With M&A, most companies are focused on deal execution, and not enough time is spent on value creation. In fact, most companies aren’t optimized for creating value with M&A, which requires rethinking the approach to M&A.
M&A is a 4-quarter sport. M&A strategy and advisory is the 1st quarter. Deal execution is the 2nd quarter. Integration is the 3rd quarter. Deal Realization is the 4th quarter.
Companies utilize different coaches and different teams for each quarter without anyone overseeing the entire game from beginning to end. A consistent game plan and team management is required to keep everyone focused on the same end goal.
Below are 5 key ways that companies can begin optimizing for value creation.
- Deal Manager: Companies need to empower a new role in M&A: deal manager. This is not project management; the deal manager must have the knowledge, experience and authority to make the deal successful. The deal manager must understand each aspect of the deal and how all the different activities relate to value creation.
- Guided Deal Execution: A lot of time and energy is wasted in deal execution. Specialists are brought in to perform specific tasks, but each specialist is not positioned to understand how his or her activities relate to the ultimate deal success.
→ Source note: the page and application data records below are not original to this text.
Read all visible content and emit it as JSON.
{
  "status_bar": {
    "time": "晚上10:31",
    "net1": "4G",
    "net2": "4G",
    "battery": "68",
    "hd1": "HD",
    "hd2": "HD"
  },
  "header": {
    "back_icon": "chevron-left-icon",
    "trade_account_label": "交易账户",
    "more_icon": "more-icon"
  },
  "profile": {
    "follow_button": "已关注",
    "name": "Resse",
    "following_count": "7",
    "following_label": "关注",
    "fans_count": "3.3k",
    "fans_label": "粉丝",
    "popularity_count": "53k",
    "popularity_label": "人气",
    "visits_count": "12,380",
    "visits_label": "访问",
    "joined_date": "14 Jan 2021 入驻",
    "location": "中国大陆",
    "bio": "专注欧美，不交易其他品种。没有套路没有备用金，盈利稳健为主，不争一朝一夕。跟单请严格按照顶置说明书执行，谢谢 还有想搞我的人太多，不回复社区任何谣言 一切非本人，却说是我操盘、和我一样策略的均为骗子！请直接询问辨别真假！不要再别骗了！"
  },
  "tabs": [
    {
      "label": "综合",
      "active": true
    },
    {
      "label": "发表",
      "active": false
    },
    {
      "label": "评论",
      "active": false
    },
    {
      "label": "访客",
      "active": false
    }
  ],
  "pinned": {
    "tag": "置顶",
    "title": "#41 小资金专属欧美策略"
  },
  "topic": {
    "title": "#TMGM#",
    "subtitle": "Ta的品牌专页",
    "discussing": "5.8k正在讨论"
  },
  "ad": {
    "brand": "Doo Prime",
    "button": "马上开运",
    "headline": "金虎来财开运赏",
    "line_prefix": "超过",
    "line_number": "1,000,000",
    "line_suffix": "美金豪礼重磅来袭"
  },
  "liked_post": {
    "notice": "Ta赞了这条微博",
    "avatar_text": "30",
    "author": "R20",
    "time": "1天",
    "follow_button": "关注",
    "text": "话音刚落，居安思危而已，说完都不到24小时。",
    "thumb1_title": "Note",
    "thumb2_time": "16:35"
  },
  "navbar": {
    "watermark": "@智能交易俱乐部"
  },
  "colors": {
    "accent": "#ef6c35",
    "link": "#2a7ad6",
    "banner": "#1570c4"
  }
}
For example, due diligence is handed off to associates and other junior team members to look at specific issues. However, the due diligence process is fantastic opportunity to understand how the target was run, the skills sets of team members and potential problems. Buyers need to optimize around deal execution to gain deeper insights.
- Experience Driven Strategy and Advisory: M&A strategy and advisory roles need to be filled by people with proper deal experience. They need deal execution, integration and optimization experience. Any deal can look good in theory, but an experienced deal person will be able to identify and troubleshoot potential issues before deciding to proceed with a deal.
- Focus on Deal Realization: Most companies only play the first 3 quarters, and lose the game in the 4th quarter. The 4th quarter is left to chance and is not actively monitored by the CEO or the deal advocates.
- Acknowledge and Address Problems: Deals don’t always go as planned. This is the nature of M&A. The strategy may prove to be unsound; the execution may be poor; the competitor may have seized on customer fears of M&A integration. The important thing is to quickly acknowledge when things aren’t working out, trouble shoot the likely cause, and take corrective action.
Once companies recognize M&A is a 4 quarter game, they will start to understand that M&A deals must be managed across all 4 quarters and how to optimize for value creation. M&A is not about getting the deal done, but creating value through M&A.